-------- MATERIAL PROVIDED --------

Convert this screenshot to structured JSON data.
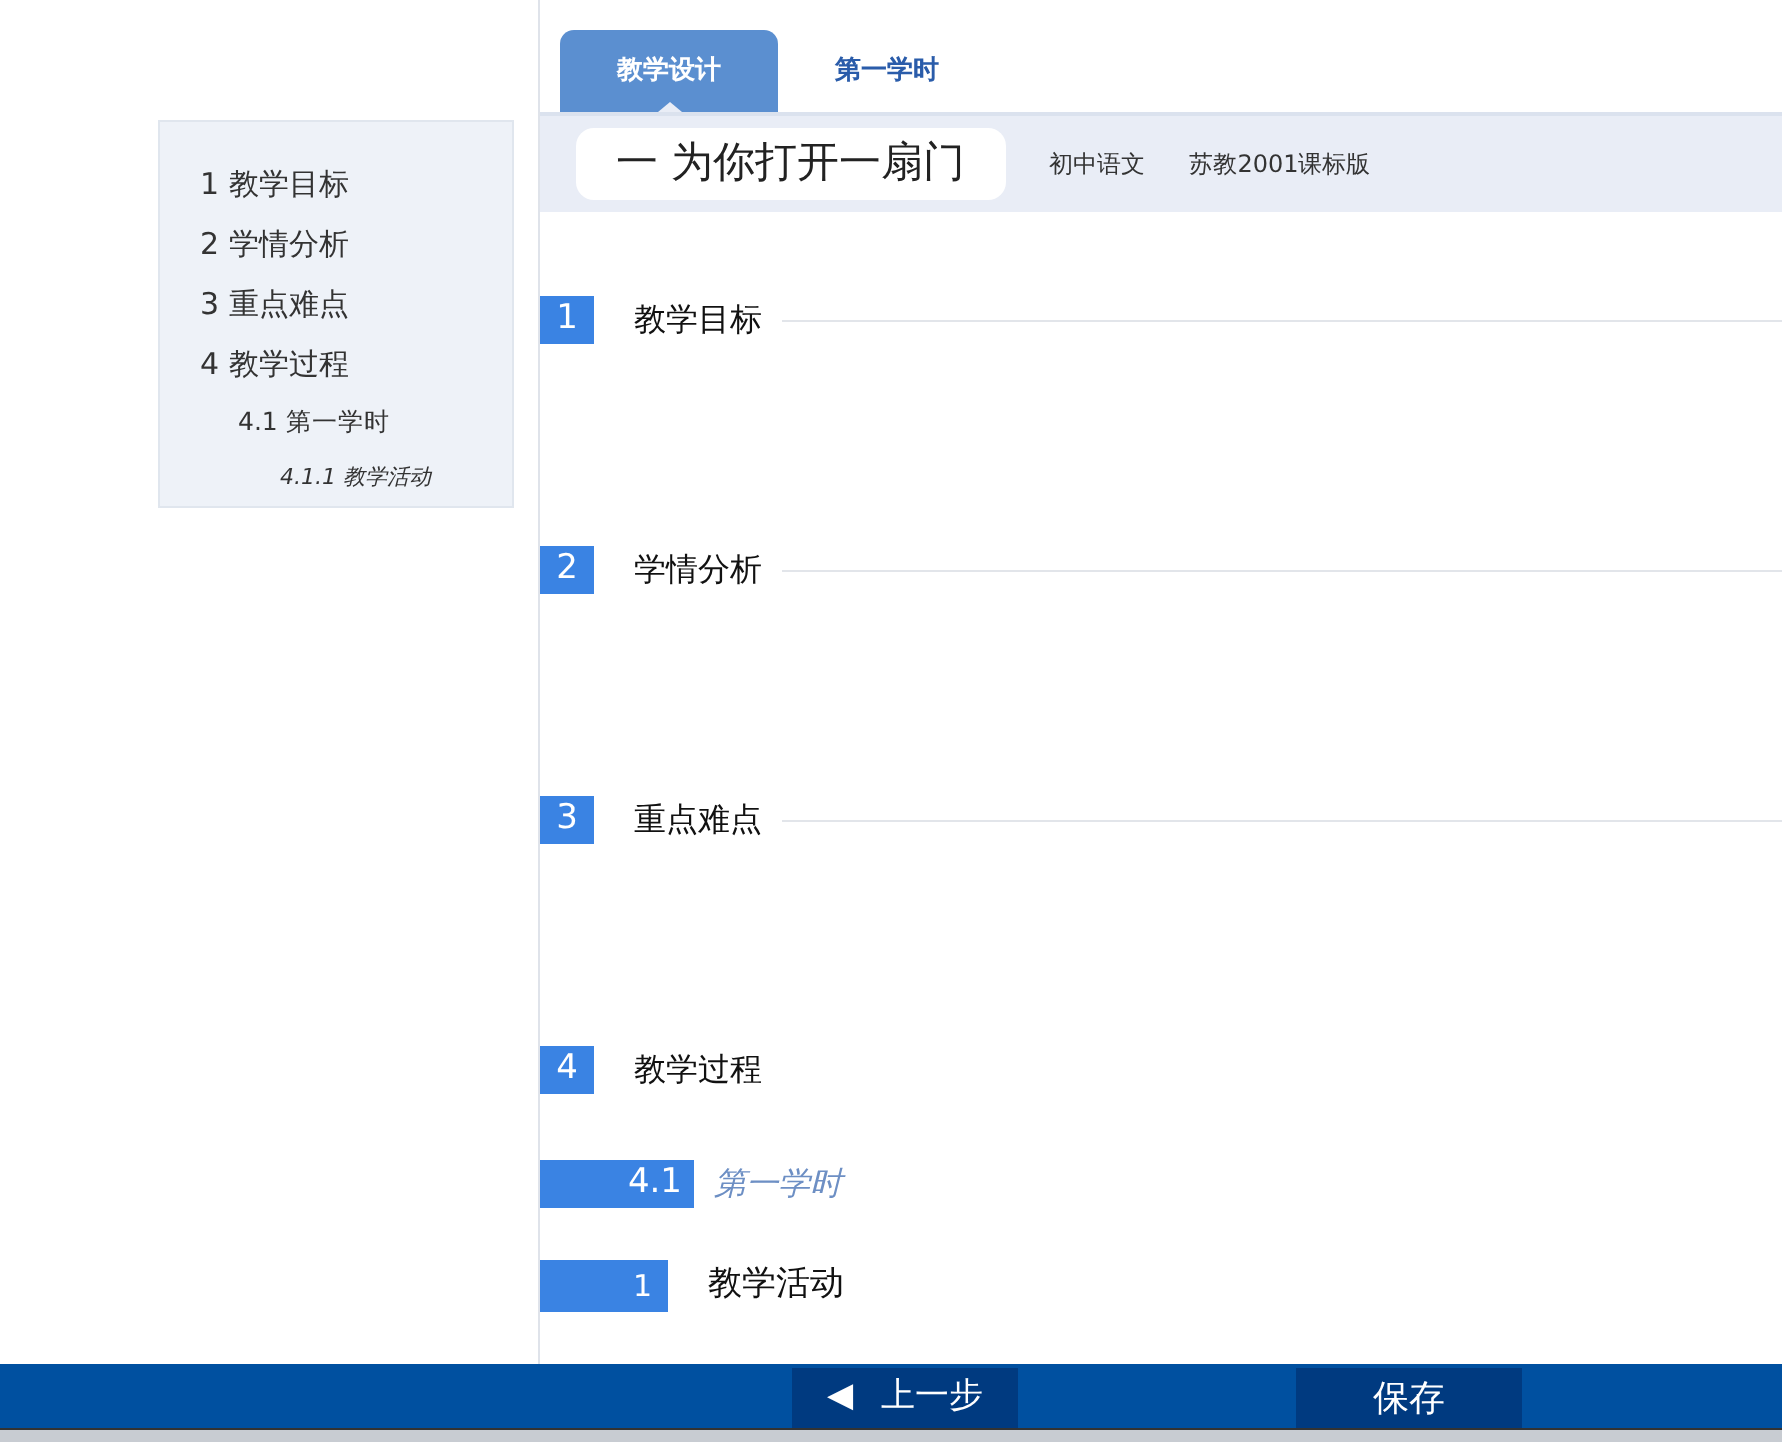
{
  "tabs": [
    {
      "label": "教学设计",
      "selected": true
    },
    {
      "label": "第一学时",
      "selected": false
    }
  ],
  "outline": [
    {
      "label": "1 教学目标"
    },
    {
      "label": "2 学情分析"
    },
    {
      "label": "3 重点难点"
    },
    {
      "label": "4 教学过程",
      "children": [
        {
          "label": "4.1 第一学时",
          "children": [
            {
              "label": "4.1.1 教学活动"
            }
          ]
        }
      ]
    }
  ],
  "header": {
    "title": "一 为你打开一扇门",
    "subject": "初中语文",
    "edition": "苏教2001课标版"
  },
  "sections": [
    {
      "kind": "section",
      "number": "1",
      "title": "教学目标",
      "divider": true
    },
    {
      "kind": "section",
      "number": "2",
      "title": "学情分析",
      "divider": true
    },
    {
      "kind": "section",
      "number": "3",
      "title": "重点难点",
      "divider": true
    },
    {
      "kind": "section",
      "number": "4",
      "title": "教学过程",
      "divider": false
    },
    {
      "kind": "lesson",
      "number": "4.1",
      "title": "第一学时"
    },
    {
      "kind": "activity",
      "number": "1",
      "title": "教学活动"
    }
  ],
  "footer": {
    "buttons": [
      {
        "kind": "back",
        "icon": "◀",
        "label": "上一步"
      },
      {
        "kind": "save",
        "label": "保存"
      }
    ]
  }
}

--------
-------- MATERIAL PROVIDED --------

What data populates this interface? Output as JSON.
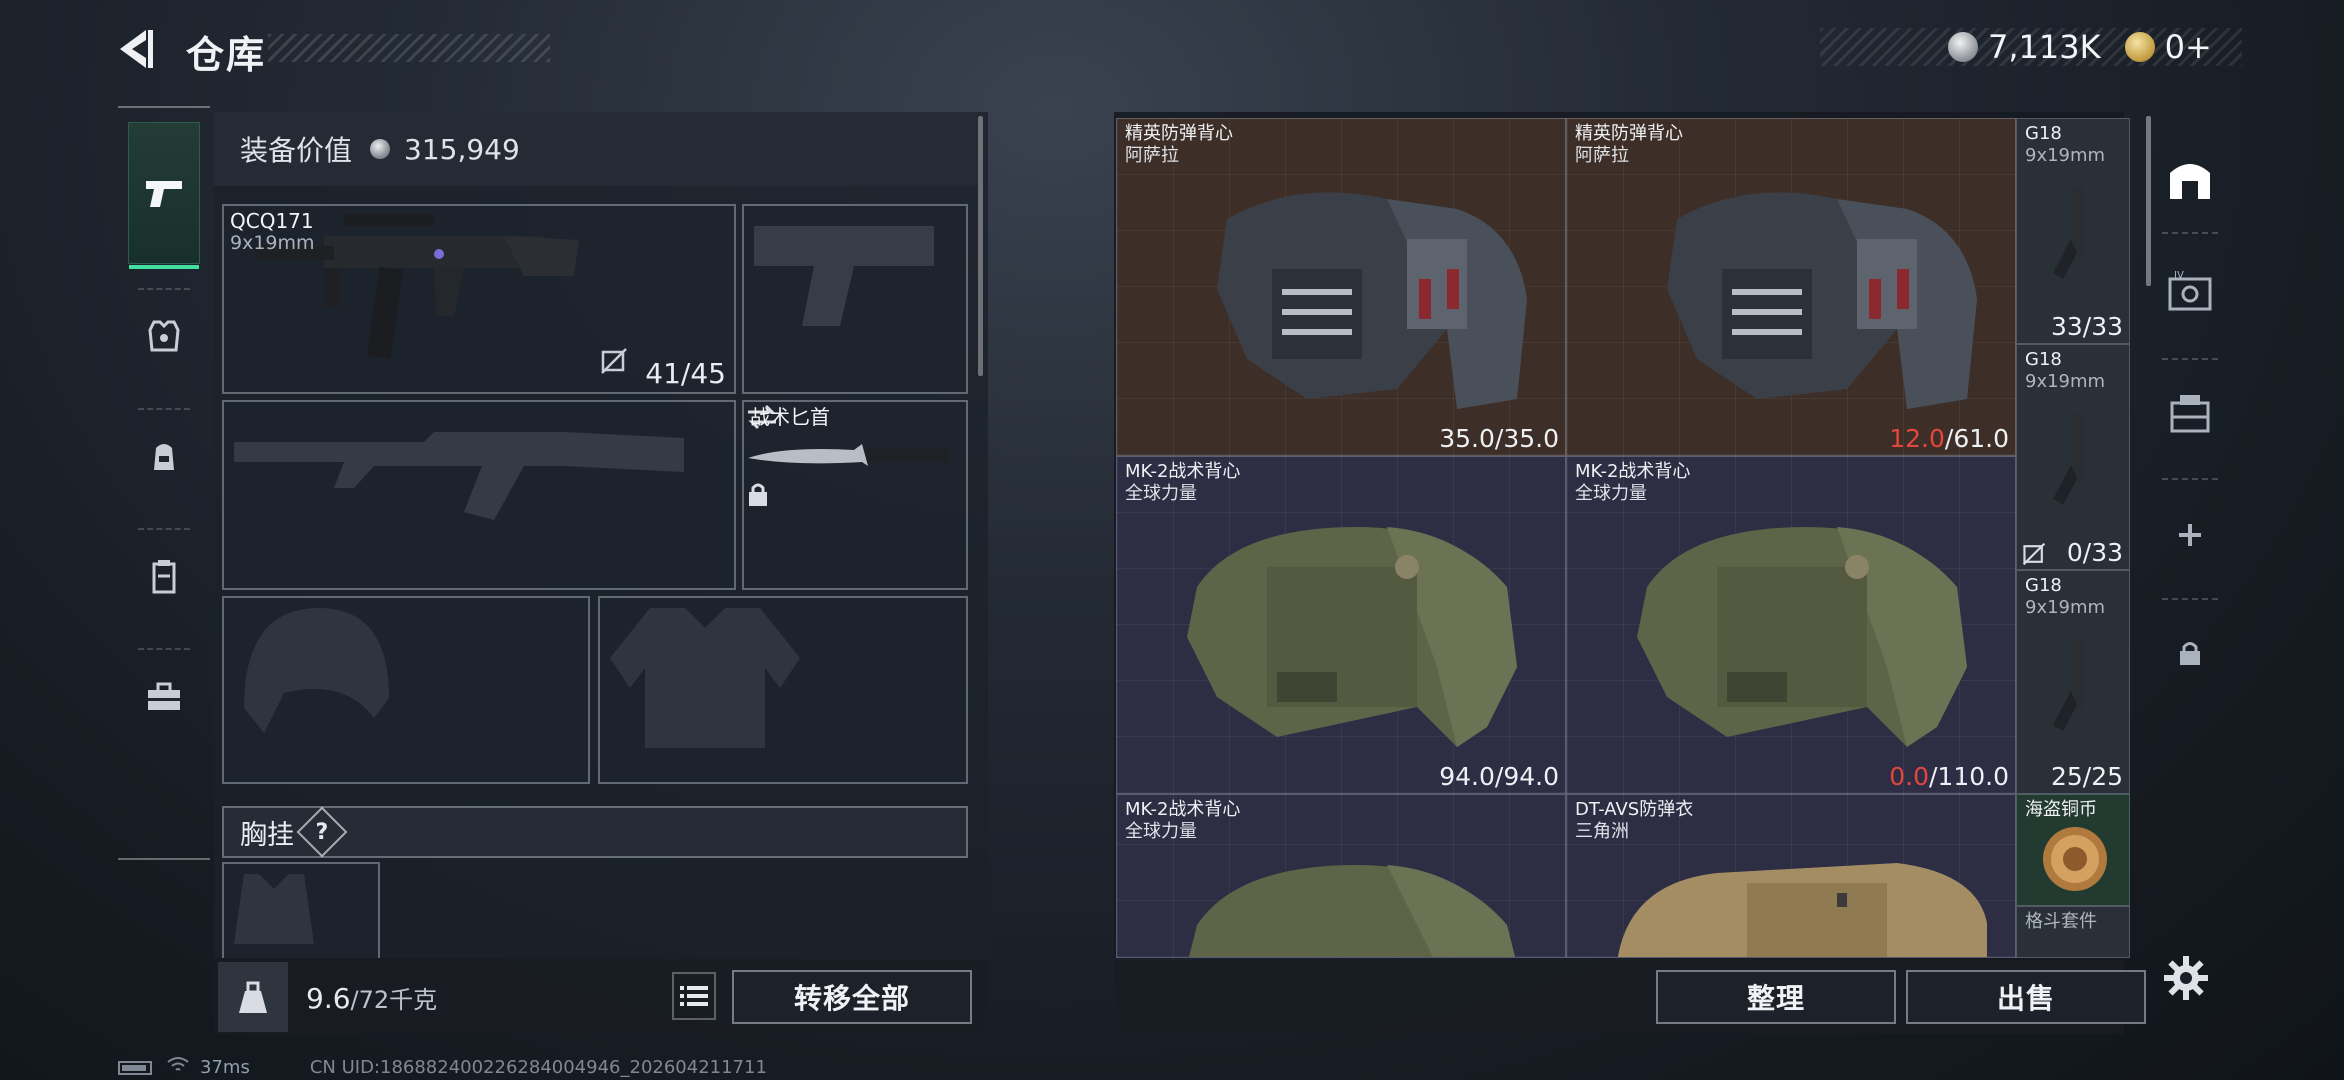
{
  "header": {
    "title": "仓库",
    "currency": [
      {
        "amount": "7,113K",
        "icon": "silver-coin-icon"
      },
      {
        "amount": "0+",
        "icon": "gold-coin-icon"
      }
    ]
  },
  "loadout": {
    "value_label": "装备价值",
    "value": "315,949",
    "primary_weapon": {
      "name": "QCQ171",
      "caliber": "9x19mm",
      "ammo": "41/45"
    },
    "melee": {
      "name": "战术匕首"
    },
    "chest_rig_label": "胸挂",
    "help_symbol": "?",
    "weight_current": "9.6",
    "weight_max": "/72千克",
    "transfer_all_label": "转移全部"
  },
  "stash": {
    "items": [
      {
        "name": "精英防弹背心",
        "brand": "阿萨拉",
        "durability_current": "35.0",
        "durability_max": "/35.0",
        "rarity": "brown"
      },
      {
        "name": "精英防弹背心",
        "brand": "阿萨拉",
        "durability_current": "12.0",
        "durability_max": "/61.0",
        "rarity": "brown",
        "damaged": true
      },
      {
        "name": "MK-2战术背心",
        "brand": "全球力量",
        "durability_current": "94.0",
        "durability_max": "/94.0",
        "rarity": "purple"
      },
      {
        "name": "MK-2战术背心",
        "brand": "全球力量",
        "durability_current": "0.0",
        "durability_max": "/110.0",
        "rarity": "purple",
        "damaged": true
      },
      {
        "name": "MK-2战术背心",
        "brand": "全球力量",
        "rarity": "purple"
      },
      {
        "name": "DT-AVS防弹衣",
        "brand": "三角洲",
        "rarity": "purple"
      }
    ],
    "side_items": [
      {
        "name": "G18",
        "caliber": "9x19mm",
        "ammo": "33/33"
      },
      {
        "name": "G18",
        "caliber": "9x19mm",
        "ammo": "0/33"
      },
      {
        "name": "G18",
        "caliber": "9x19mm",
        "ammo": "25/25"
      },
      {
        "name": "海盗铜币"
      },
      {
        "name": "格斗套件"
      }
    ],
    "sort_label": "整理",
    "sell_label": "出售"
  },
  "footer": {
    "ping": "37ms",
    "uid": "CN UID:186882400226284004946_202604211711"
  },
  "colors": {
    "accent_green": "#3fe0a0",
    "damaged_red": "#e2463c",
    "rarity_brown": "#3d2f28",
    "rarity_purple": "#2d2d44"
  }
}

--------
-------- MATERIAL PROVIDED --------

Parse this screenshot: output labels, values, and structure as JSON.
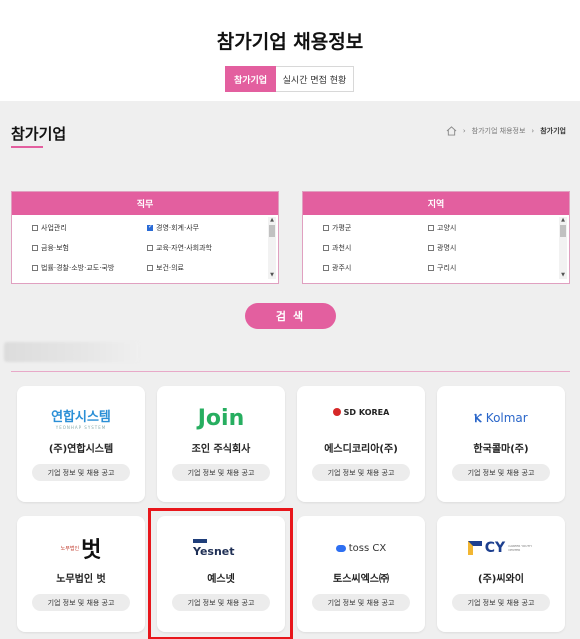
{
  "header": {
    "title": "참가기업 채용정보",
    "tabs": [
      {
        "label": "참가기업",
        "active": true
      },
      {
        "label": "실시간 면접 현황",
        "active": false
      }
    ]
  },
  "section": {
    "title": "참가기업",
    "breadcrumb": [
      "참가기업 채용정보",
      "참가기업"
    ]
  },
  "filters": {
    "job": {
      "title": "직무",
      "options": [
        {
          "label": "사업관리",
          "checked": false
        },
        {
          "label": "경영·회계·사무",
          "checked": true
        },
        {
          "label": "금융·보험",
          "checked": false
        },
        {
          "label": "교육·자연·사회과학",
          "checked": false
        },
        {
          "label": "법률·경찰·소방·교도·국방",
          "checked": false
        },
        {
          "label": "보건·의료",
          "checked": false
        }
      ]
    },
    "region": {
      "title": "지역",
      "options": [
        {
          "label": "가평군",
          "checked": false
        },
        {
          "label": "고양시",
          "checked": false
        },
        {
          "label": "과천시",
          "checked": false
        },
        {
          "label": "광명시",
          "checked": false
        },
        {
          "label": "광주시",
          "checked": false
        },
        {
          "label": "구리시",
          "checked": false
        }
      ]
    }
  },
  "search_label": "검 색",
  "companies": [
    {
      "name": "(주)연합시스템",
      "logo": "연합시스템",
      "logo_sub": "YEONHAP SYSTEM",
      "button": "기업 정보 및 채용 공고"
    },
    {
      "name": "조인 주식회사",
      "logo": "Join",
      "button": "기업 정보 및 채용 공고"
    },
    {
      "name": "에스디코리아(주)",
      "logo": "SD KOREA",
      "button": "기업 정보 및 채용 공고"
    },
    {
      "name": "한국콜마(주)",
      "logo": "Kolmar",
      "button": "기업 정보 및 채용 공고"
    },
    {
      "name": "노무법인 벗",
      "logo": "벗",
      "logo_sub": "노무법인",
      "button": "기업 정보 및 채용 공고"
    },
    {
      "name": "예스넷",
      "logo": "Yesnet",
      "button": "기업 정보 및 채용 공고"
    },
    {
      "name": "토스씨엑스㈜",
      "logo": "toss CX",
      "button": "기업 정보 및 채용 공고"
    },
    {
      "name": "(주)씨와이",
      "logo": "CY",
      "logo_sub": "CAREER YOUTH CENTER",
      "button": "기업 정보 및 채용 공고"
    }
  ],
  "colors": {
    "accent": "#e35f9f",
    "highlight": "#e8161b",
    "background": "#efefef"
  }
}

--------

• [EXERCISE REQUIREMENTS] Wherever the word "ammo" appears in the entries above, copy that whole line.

• [WRITTEN ANSWER]
      "ammo": "41/45"
        "ammo": "33/33"
        "ammo": "0/33"
        "ammo": "25/25"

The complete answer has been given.